One clear reason for their use here is because this calculator can connect up the 3 other devices via bluetooth, including having it act as a secondary number pad for a PC. But in order to toggle between default calculator display, and becoming a secondary numpad for a computer, users need to hit the “Num” button to make the switch. But in this mode, the “AC” button, for “All Clear” does not work when connected to a computer, making the entire device moot for multiple lines of calculation.
Considering it’s already managed with a physical switch to toggle between on, off and bluetooth modes, the company could have gone with a physical toggle instead of placing additional keys on the face of the calculator. But since it repurposes existing key caps, it needed to fill those slots with something, so instead of printing their own special key descriptors, this is what we end up with.
Alternatively, we are hoping to see on the next mechanical calculator we review the ability to remap our buttons to our preference. After all, considering the Lofree Bluetooth Mechanical Calculator has a micro USB has us wondering if such flexibility exists in “hacking” the default settings. Being able to do so definitely would appeal to the audiences in which a mechanical calculator would see great reception.
Physically, the profile of the Lofree Bluetooth Mechanical Calculator is also weirdly raised, which makes using the calculator quite an uncomfortable proposition over long periods of time. The calculator will benefit from a gentle gradient to present users having to arc their hands unnecessarily to reach for their digits they require and on most keyboards, it’s that extendable flap located on the underside of the device, which is not found here.
Then there is the incredibly bad LCD display. Viewing the display at an angle is an impossible task as the brightness from the keys seem to bleed into the display, this makes almost all numbers look like an “8” when viewed from the side. It’s a lenticular artwork from hell which is unreadable from all angles except for one. Unless you plan to use the calculator directly straight on, it’s a major inconvenience to look at the display and take this calculator seriously.
But the biggest failure of the Lofree Bluetooth Mechanical Calculator is that this wasn’t built to handle large numbers or calculations. Try punching more than 10 digits at a time – you’ll get an error on the display.
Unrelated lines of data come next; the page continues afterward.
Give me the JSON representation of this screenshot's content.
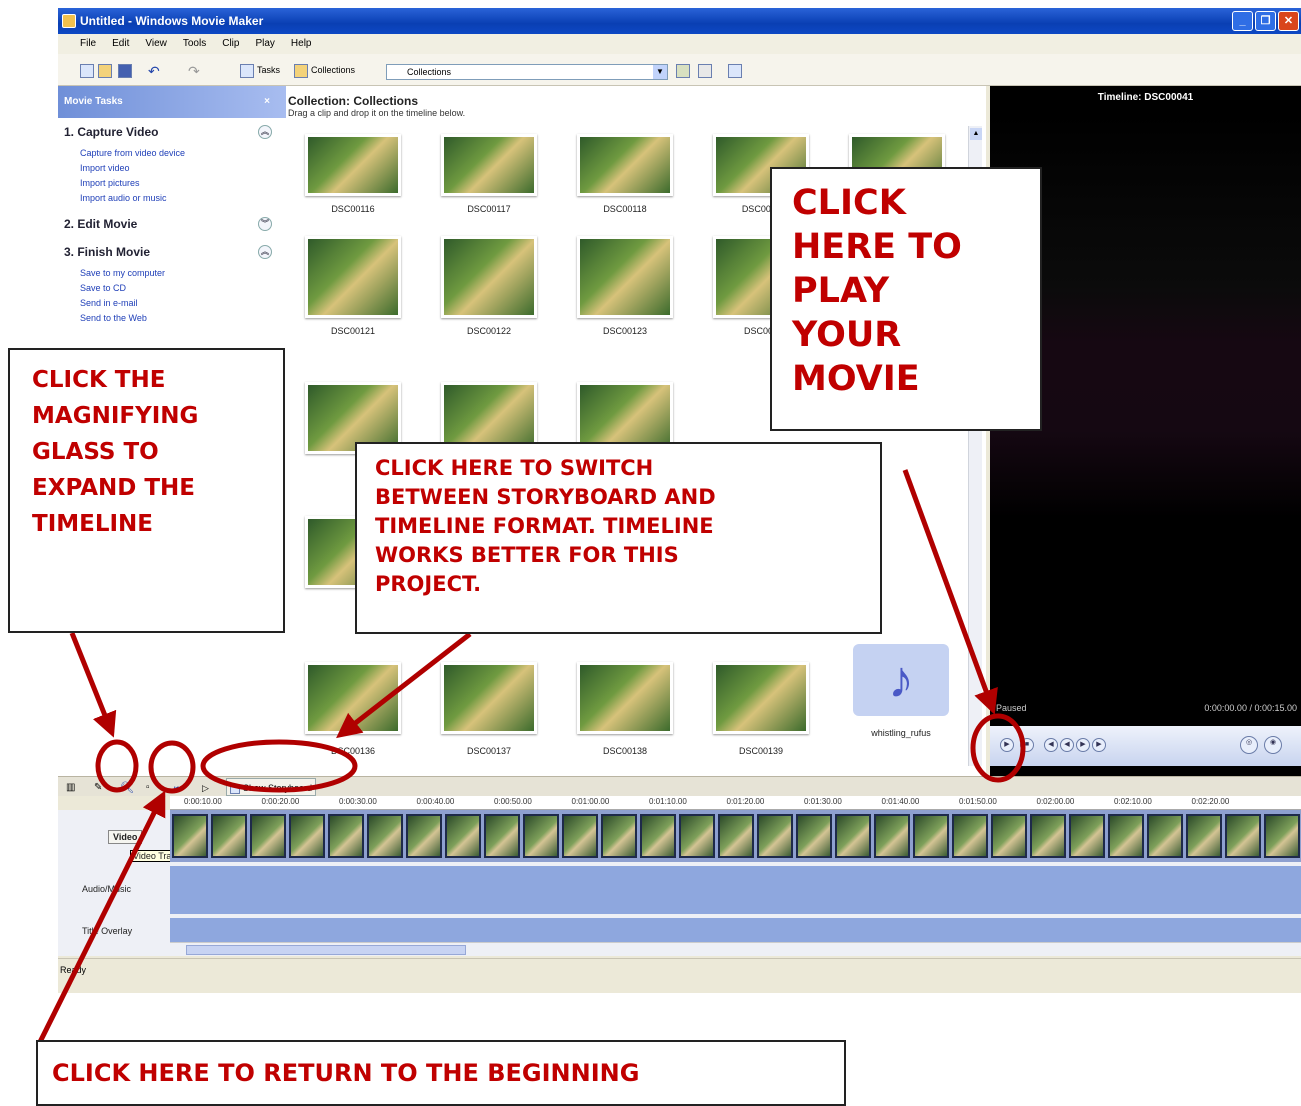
{
  "window": {
    "title": "Untitled - Windows Movie Maker",
    "buttons": [
      "_",
      "❐",
      "✕"
    ]
  },
  "menubar": [
    "File",
    "Edit",
    "View",
    "Tools",
    "Clip",
    "Play",
    "Help"
  ],
  "toolbar": {
    "tasks_label": "Tasks",
    "collections_label": "Collections",
    "collection_select": "Collections"
  },
  "tasks_pane": {
    "header": "Movie Tasks",
    "close": "×",
    "sections": [
      {
        "title": "1. Capture Video",
        "links": [
          "Capture from video device",
          "Import video",
          "Import pictures",
          "Import audio or music"
        ]
      },
      {
        "title": "2. Edit Movie",
        "links": []
      },
      {
        "title": "3. Finish Movie",
        "links": [
          "Save to my computer",
          "Save to CD",
          "Send in e-mail",
          "Send to the Web"
        ]
      }
    ]
  },
  "collection": {
    "title": "Collection: Collections",
    "hint": "Drag a clip and drop it on the timeline below.",
    "clips": [
      "DSC00116",
      "DSC00117",
      "DSC00118",
      "DSC0011",
      "DSC00121",
      "DSC00122",
      "DSC00123",
      "DSC001",
      "DSC00136",
      "DSC00137",
      "DSC00138",
      "DSC00139"
    ],
    "music_item": "whistling_rufus"
  },
  "preview": {
    "title": "Timeline: DSC00041",
    "status": "Paused",
    "time": "0:00:00.00 / 0:00:15.00"
  },
  "timeline": {
    "show_storyboard": "Show Storyboard",
    "ruler": [
      "0:00:10.00",
      "0:00:20.00",
      "0:00:30.00",
      "0:00:40.00",
      "0:00:50.00",
      "0:01:00.00",
      "0:01:10.00",
      "0:01:20.00",
      "0:01:30.00",
      "0:01:40.00",
      "0:01:50.00",
      "0:02:00.00",
      "0:02:10.00",
      "0:02:20.00"
    ],
    "tracks": {
      "video": "Video",
      "tooltip": "Video Track",
      "audio": "Audio/Music",
      "title": "Title Overlay"
    }
  },
  "statusbar": "Ready",
  "callouts": {
    "play": [
      "CLICK",
      "HERE TO",
      "PLAY",
      "YOUR",
      "MOVIE"
    ],
    "magnify": [
      "CLICK THE",
      "MAGNIFYING",
      "GLASS TO",
      "EXPAND THE",
      "TIMELINE"
    ],
    "switch": [
      "CLICK HERE TO SWITCH",
      "BETWEEN STORYBOARD AND",
      "TIMELINE FORMAT.  TIMELINE",
      "WORKS BETTER FOR THIS",
      "PROJECT."
    ],
    "begin": "CLICK HERE TO RETURN TO THE BEGINNING"
  },
  "colors": {
    "callout_text": "#c00000",
    "annotation": "#b00000",
    "titlebar": "#0a3fb3"
  }
}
Now why would anyone even consider relying on this device for calculations?
Powered with an internal rechargeable 800 mAh battery via micro USB, the Lofree Bluetooth Mechanical Calculator powers off automatically after 4 mins. After using the calculator for a week, the lack of an indicator gives users no idea when the device is due for a charge. While the calculator is unlikely to power down as quickly as a mobile phone, a visual guide would definitely be appreciated.
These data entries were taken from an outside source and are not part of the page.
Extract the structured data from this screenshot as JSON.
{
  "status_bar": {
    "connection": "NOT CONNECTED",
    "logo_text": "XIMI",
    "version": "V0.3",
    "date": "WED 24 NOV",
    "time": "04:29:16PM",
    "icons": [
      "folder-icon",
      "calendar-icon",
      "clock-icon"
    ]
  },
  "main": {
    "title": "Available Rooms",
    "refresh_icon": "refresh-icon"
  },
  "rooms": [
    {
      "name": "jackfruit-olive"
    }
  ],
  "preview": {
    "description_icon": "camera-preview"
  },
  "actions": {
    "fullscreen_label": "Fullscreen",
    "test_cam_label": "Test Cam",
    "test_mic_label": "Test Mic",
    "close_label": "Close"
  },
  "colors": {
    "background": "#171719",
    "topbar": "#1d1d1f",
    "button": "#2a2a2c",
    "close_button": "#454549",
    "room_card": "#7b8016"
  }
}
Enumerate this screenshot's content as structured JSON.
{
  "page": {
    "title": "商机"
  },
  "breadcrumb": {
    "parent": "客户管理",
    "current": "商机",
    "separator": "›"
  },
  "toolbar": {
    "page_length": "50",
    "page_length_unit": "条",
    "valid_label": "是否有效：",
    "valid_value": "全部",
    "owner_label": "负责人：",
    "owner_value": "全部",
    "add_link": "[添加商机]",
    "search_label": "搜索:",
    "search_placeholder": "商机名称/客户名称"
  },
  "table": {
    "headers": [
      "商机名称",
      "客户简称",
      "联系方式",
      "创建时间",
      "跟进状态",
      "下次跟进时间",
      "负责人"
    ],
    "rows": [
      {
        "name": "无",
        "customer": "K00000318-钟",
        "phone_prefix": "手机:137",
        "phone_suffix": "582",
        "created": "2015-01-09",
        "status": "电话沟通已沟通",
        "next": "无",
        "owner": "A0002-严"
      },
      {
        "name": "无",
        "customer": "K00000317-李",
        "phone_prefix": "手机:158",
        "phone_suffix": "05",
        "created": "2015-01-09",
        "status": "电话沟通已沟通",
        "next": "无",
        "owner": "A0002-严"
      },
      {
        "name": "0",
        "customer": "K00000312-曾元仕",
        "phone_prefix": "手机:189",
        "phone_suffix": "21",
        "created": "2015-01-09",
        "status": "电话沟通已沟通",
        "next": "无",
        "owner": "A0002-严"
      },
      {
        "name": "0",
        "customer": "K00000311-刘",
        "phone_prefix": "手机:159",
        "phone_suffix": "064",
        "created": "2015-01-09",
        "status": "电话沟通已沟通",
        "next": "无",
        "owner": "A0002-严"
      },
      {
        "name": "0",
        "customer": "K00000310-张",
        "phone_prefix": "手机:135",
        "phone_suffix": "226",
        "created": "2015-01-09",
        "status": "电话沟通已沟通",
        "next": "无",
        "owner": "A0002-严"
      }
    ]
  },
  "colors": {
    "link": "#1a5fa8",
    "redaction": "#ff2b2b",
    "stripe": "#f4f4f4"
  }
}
Sadly, the Lofree Bluetooth Mechanical Calculator is a novelty at best. The intention behind such a device is something that geeks would definitely want to get behind but the terrible execution by Lofree presents an opportunity for other companies to fill that void. We would recommend a purchase as a mean joke.
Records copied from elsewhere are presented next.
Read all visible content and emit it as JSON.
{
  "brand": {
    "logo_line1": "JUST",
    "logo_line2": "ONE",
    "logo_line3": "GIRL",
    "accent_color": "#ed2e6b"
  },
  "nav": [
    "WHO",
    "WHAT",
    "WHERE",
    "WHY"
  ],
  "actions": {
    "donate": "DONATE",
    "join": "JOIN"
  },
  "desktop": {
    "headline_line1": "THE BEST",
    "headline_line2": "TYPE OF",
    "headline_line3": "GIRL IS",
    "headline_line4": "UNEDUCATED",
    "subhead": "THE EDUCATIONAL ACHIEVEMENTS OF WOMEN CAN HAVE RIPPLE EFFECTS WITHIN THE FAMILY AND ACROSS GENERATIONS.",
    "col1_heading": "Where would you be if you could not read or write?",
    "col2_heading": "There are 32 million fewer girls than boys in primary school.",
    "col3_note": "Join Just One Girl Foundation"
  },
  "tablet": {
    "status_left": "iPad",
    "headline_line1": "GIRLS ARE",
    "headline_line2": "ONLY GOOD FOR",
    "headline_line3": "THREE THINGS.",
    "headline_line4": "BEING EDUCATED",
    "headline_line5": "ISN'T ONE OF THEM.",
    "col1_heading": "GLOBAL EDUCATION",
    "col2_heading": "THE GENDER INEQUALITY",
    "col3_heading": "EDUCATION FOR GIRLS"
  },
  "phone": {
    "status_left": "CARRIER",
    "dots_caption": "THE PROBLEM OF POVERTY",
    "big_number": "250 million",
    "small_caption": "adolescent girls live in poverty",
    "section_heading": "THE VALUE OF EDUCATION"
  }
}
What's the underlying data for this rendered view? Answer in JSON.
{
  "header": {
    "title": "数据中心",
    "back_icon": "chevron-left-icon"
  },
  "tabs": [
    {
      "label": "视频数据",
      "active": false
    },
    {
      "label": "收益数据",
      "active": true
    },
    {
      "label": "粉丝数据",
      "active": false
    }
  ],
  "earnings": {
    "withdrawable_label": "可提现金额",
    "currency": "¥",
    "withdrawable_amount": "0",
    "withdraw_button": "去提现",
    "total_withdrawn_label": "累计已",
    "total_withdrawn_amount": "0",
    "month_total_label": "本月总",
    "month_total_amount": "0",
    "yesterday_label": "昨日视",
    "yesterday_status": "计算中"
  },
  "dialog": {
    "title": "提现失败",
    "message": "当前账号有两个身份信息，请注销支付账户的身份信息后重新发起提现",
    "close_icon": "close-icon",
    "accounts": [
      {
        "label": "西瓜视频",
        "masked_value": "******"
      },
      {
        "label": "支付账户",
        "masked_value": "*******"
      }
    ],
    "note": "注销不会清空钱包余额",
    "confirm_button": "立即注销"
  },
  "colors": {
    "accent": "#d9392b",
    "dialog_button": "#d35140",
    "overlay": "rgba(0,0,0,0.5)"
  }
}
GEEK REVIEW SCORE
What could have been an awesum addition to any geek battlestation, simply falls flat when the core competency needed in a calculator just doesn’t add up.
Aesthetics - 7/10
Build Quality - 7/10
Performance - 5/10
Value - 3/10
Geek Satisfaction - 1/10
User Review( votes)
Gerald currently straddles between his love of video games and board gaming. There’s nothing that interests him more than trying out the newest and fanciest gadget in town as well. He dreams of publishing a board game sometime in the future!